Song lyric analysis shows that artists have got sexier, swearier and less positive over the past 70 years

Woman about to swear
(Image credit: Getty/Royalty-free)

An in-depth study has revealed how the lyrical content of pop songs has changed over the past 70 years.

The research, carried out by search platform Lottie, was based on analysis of more than 35,000 songs released between the 1950s and the present day, and focused on the four key lyrical themes of love, swearing, sex and money.

As you might expect, love has remained a lyrical favourite, with the word itself never being pushed from the top spot in this category. Having peaked in the ‘80s, the word lover has rather fallen out of favour, though, and ‘romance’ has suffered a big drop in usage, too (maybe it really is dead). 

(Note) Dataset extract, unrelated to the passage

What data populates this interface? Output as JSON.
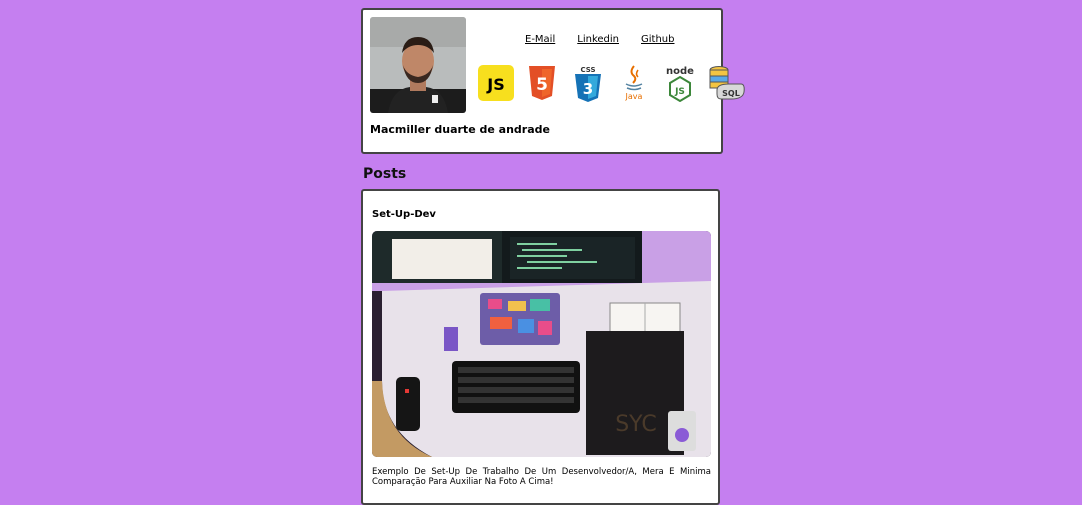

On the flipside, ‘angel’ and ‘beautiful’ are more popular than ever, and while there hasn’t exactly been a ‘baby’ boom, it remains the second most popular lyrical love word. Overall, though, there’s been a drop of 14% in the number of songs that reference love since the 1950s.

Moving on, it probably won’t surprise you to learn that artists have become more potty-mouthed over the decades - 14% more, to be precise. Just four ‘bad words’ were in circulation in the ‘50s; the swearing really kicked off in earnest in the ‘70s, and 26% of today’s songs are said to contain profanity of some sort.

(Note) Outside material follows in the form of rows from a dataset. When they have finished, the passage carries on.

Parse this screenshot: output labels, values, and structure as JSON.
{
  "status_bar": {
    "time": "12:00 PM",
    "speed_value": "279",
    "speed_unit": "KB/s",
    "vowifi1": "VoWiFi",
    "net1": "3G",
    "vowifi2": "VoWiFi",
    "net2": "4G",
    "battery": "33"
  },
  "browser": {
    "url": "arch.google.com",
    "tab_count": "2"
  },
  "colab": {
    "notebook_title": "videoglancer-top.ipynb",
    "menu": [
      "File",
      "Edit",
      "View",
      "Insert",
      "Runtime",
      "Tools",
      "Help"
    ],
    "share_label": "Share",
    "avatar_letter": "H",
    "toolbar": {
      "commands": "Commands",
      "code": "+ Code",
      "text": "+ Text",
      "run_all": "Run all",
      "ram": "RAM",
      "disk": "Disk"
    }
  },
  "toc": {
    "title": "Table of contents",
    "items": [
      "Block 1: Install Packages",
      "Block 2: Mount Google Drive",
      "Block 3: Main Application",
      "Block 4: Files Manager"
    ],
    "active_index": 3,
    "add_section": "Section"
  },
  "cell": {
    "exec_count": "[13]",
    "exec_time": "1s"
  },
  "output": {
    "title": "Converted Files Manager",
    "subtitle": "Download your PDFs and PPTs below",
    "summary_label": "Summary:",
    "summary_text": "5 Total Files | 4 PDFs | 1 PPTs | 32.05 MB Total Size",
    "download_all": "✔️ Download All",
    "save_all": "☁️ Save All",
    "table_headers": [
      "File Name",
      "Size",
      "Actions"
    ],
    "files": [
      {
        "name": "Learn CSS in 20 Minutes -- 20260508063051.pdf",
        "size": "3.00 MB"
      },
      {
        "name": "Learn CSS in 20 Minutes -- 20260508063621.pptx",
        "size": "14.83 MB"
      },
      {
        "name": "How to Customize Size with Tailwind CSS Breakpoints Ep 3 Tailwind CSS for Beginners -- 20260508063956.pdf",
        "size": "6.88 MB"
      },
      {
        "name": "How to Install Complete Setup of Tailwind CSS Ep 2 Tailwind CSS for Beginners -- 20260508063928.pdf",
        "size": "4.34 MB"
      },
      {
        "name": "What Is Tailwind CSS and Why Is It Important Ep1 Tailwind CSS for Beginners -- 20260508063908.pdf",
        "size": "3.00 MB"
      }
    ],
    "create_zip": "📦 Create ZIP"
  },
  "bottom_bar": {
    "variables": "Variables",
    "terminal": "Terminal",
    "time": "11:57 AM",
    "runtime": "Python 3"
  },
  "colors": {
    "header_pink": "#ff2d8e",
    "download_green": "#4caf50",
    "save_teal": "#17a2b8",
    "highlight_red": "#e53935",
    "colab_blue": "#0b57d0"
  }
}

Staying on a naughty tip, lyrics have undoubtedly got raunchier, though still only 9% of songs contain what the researchers have deemed to be ‘sex words’. ‘Pussy’ is now the most popular, while ‘dick’ has dropped from the top spot it held in the ‘90s to number 2. ‘Sex’ was number 1 in the ‘80s but is now in third place, while ‘cock’ has risen to number 5, having debuted at 9 in the ‘70s.

On the financial front, ‘pay’ retains its long-held spot at number 1, and ‘gold’ is another favourite. Mentions of money actually peaked in the ‘90s, dropping in the ‘00s (maybe the financial crisis was to blame) before rising again in the 2010s. 

Overall - and on a slightly depressing note - the researchers have concluded that there’s been a 13% drop in the use of words that express positive sentiments, and a 12% rise in those that are indicative of negative feelings.

You can read more about the research on the Lottie website.

Ben Rogerson
Deputy Editor

I’m the Deputy Editor of MusicRadar, having worked on the site since its launch in 2007. I previously spent eight years working on our sister magazine, Computer Music. I’ve been playing the piano, gigging in bands and failing to finish tracks at home for more than 30 years, 24 of which I’ve also spent writing about music and the ever-changing technology used to make it.